Out came the cooler, the chairs, and the holy grail of youthful campouts: the s’mores supplies. My family and my best friend and I were at Pioneer’s park. Night was just beginning its warmup laps around our prairie sky, darkness kissing the edges of the vast expanse above us, and we had come to stay until darkness. With a crackling, we fired up the portable radio, battered black edges sliding along the equally requisite and equally dented aluminum picnic table near the fire ring.
Scanning through country tracks from pre-Chris Gaines Garth and past the sounds of a pop music blasting pre-crazy Britney, we landed on the right station. The motherload. The Husker broadcast. We maxed out the tinny, small speakers so we could throw our own Nerf football while listening to the sounds of the game. I don’t remember the other broadcasters voices, not now and not clearly anyway, but I do remember Adrian Fiala. His voice’s unmistakable timbre, auditory pointillism dotting out each important moment, expanding though the night air like the smoke from our Journal Star clippings as they sparked our wood to a blaze.
We were young and it was Saturday. Life itself was not to be pondered. Not while there was a game blasting, a fire going, and football in the air. Not while Adrian Fiala was talking.
Image courtesy of: netnebraska.org
On Monday afternoon the radio clicked off.
The voice, that iconic deep-chested rumble, came to a stop.
On Monday afternoon, Adrian Fiala passed away.
I didn’t know Adrian Fiala personally. He probably has no idea that he impacted my life in a small way; that his gilded baritone voice lacquered many a Husker Saturday for me, enhancing the product beneath but not ever trying to change it completely. He probably doesn’t know that, when the Huskers played a severely overmatched opponent and the pay-per-view games were too pricey for my parents, I would crank my parents’ cable dial way up to the pay-per-view channel in an attempt to watch the scrambled lines of distorted gamedays even though we hadn’t paid for it and I would listen to him explain the shifting patterns as I desperately tried to make out whether that was actually Scott Frost running with the ball or not.
I didn’t know Adrian Fiala. But he did know me.

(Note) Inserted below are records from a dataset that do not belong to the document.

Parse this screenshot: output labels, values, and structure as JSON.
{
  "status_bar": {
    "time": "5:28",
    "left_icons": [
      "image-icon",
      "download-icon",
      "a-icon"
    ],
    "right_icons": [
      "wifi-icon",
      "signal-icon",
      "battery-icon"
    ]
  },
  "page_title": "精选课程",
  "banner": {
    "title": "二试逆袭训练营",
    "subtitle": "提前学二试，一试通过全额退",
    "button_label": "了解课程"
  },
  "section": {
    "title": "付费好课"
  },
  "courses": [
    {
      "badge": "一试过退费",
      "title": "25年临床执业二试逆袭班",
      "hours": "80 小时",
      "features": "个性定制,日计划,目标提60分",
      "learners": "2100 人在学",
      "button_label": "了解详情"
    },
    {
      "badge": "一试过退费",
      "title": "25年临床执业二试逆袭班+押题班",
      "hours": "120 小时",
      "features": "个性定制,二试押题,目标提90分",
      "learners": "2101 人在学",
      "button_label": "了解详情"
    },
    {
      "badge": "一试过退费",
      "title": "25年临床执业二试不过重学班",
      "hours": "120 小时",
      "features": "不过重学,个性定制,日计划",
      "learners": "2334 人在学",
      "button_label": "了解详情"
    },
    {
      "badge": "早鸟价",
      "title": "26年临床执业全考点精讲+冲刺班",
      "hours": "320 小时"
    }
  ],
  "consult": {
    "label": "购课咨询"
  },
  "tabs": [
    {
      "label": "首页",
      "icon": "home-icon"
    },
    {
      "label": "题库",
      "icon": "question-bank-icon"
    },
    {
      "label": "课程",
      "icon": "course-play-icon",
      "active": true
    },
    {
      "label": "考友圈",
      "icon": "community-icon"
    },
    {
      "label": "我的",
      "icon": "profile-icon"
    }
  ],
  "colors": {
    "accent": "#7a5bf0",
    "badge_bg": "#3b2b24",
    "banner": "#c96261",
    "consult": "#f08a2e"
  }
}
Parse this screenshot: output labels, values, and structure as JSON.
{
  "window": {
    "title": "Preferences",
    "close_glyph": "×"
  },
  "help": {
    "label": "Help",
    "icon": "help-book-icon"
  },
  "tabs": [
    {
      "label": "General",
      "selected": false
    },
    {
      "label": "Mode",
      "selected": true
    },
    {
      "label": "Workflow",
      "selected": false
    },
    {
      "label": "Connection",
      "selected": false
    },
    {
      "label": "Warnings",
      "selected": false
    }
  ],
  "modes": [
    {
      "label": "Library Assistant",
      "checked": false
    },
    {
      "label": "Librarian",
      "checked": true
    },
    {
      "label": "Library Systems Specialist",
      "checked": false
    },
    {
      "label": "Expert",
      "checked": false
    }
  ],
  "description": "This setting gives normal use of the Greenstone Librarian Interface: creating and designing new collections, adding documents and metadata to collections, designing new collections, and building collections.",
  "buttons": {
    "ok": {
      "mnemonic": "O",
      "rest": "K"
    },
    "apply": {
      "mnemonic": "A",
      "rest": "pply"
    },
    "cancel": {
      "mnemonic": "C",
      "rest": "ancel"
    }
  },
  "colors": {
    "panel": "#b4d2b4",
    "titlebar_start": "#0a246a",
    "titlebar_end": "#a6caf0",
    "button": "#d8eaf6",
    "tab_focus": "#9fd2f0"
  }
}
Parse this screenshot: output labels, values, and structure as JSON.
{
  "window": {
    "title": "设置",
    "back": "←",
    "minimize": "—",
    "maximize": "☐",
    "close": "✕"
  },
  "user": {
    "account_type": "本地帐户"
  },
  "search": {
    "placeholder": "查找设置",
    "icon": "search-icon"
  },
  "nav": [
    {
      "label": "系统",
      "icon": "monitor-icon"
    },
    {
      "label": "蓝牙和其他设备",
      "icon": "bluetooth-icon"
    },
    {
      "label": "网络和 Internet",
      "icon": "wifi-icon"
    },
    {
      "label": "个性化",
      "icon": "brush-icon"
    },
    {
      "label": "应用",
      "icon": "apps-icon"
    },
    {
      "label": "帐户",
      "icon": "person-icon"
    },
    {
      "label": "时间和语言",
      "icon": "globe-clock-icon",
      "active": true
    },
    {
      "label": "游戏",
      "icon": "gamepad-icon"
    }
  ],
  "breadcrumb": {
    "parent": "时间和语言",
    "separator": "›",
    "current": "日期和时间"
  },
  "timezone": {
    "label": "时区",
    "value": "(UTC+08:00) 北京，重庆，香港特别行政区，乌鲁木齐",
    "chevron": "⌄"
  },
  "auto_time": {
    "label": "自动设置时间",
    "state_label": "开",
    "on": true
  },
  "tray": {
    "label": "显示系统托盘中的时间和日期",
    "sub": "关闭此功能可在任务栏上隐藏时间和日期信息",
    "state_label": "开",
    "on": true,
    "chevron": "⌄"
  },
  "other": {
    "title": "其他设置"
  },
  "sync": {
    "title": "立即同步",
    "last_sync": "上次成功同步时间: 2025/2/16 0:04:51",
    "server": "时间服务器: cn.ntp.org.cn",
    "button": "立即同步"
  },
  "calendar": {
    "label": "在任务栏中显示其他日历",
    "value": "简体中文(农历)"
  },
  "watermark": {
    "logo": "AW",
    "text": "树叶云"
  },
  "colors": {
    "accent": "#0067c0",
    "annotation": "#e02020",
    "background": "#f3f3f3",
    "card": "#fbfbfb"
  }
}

He knew me because he knew Nebraska. He knew me because he knew the players and he knew the tradition. But above all, he knew the fans. He knew that the blood in our veins had a particular hue to it that can only truly be described if you’re seated in Memorial Stadium on a crisp fall day in the capital city of Nebraska. And he knew how to describe exactly that. To crystallize a moment in a game and blend it with his football-mind and tumble out words like a timpani drum roll. Regal and majestic.
When silence was called for, Adrian Fiala let it reign. His silence over the air waves of my youth were just a momentous as his voice. When Fiala let a moment simmer, you didn’t taste the stew until he was ready to ladle it back out again. And that was how it went. In a time of blurry pictures and pay-per-view games that were out of my parents’ price point: Adrian Fiala’s voice was high-definition. It was slow-motion replay. It was all the things that make nostalgia and sports blend together into a fine wine that ages gracefully and with dignity.
I’m no longer young. And life is now, certainly, open to be pondered. But one thing is for certain: come Saturdays in the fall, Adrian Fiala’s voice won’t be gone. It will be remembered in the breathless recanting of a die-hard sports fan as he passionately remembers Fiala’s voice launching him into his traditional Saturday sprint into the front yard to celebrate a Husker touchdown, rocket-fuel for the youthful fan. It will sound in the hearts and minds of those who loved him and knew him and were touched by his love in FM, AM, and in real life encounters.
On Monday afternoon, the radio clicked off.
On Monday afternoon, that iconic voice – braille to a generation of fans that could not see the action on the field – came to a stop.
But make no mistake: that voice, the voice, will continue to echo for quite some time.
(Feature image courtesy of: omaha.com)